MANILA, Philippines - Catholic Bishops’ Conference of the Philippines (CBCP) President and Cebu Archbishop Jose Palma insisted the Church does not encourage the use of ivory in religious icons.
In a statement sent to reporters, Palma admitted that ivory was one of the materials used in the past, but “these ivory artefacts crafted long before the ban are considered the cultural heritage of the Church, in no way does she encourage the use of ivory for new implements.”
He said the Church’s stand favoring the ban on ivory is consistent with doctrines on “stewardship of creation.”
Palma said he is even a signatory to the People for the Ethical Treatment of Animals’ “Free Mali” movement. Mali is the elephant being kept at the Manila Zoo.
Palma's statement is in response to a NatGeo report “Ivory Worship” written by Bryan Christy, which said that the veneration of idols in the country has fuelled the killing of elephants in Africa.
“While it is true that icons are venerated by us because through them we are able to tangibly express our faith in God and our devotion to the saints, in no way does the Church teach that these icons are in fact God Himself or the saints themselves,” Palma said.
The same report also quoted Monsignor Cristobal Garcia of Cebu, who supposedly taught the author of the NatGeo report how to smuggle a Sto. Niño made of ivory out of the country.
The NatGeo report noted that Garcia was dismissed as a priest of St. Dominic’s in Los Angeles, California after being accused by an altar boy of sexual abuse.
“The Church is also aware of the gravity of the crime of pederasty.

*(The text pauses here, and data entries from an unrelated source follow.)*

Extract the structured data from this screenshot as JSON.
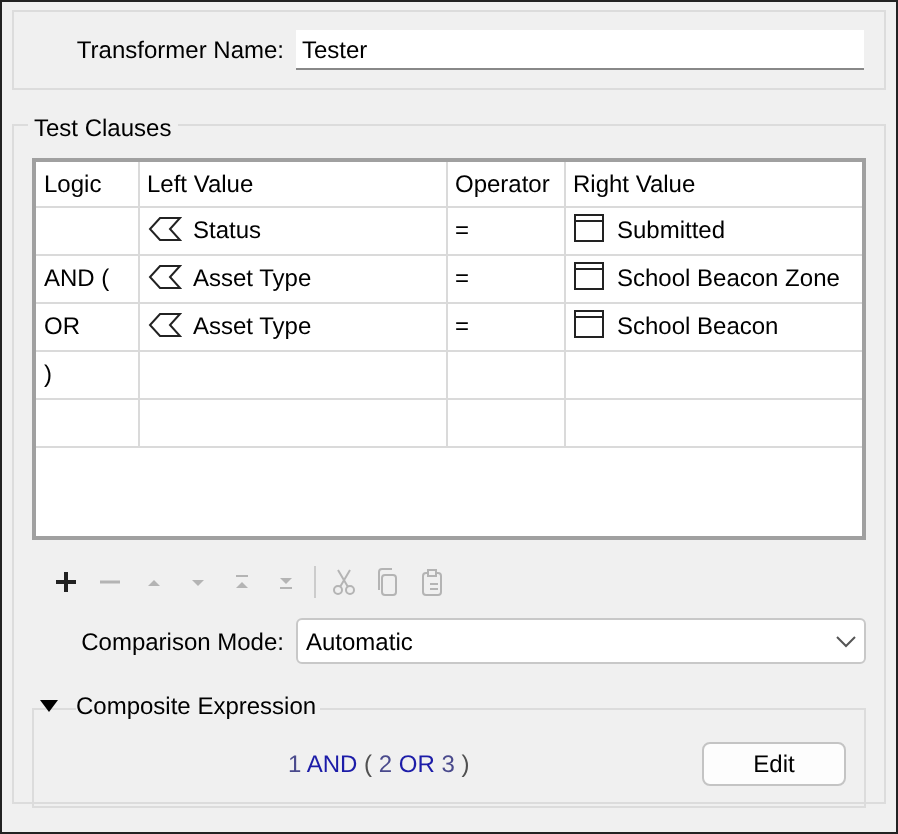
{
  "transformer_name": {
    "label": "Transformer Name:",
    "value": "Tester"
  },
  "test_clauses": {
    "title": "Test Clauses",
    "columns": [
      "Logic",
      "Left Value",
      "Operator",
      "Right Value"
    ],
    "rows": [
      {
        "logic": "",
        "left_value": "Status",
        "operator": "=",
        "right_value": "Submitted"
      },
      {
        "logic": "AND (",
        "left_value": "Asset Type",
        "operator": "=",
        "right_value": "School Beacon Zone"
      },
      {
        "logic": "OR",
        "left_value": "Asset Type",
        "operator": "=",
        "right_value": "School Beacon"
      },
      {
        "logic": ")"
      },
      {}
    ],
    "toolbar": [
      {
        "kind": "add",
        "disabled": false
      },
      {
        "kind": "remove",
        "disabled": true
      },
      {
        "kind": "up",
        "disabled": true
      },
      {
        "kind": "down",
        "disabled": true
      },
      {
        "kind": "top",
        "disabled": true
      },
      {
        "kind": "bottom",
        "disabled": true
      },
      {
        "kind": "separator"
      },
      {
        "kind": "cut",
        "disabled": true
      },
      {
        "kind": "copy",
        "disabled": true
      },
      {
        "kind": "paste",
        "disabled": true
      }
    ],
    "comparison_mode": {
      "label": "Comparison Mode:",
      "value": "Automatic"
    },
    "composite_expression": {
      "title": "Composite Expression",
      "expanded": true,
      "tokens": [
        {
          "text": "1",
          "kind": "number"
        },
        {
          "text": "AND",
          "kind": "operator"
        },
        {
          "text": "(",
          "kind": "paren"
        },
        {
          "text": "2",
          "kind": "number"
        },
        {
          "text": "OR",
          "kind": "operator"
        },
        {
          "text": "3",
          "kind": "number"
        },
        {
          "text": ")",
          "kind": "paren"
        }
      ],
      "button": "Edit"
    }
  }
}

In recent pronouncements, the Church has stated her regret for the failure to address the problem in a more decisive and effective way. Cultural practices have contributed to the misunderstanding of the problem,” Palma said.
He added Garcia’s case was already heard in Rome. “I have also fulfilled the Holy See’s instructions regarding submission of documents and acting upon related consequences.”
He said the Church’s principles should guide them in resolving the issues at hand, noting that a person should be given fair and just hearing.
“The account given by National Geographic Magazine needs to be assessed as to its veracity, considering that the article smacks of bias against religious practices,” he said.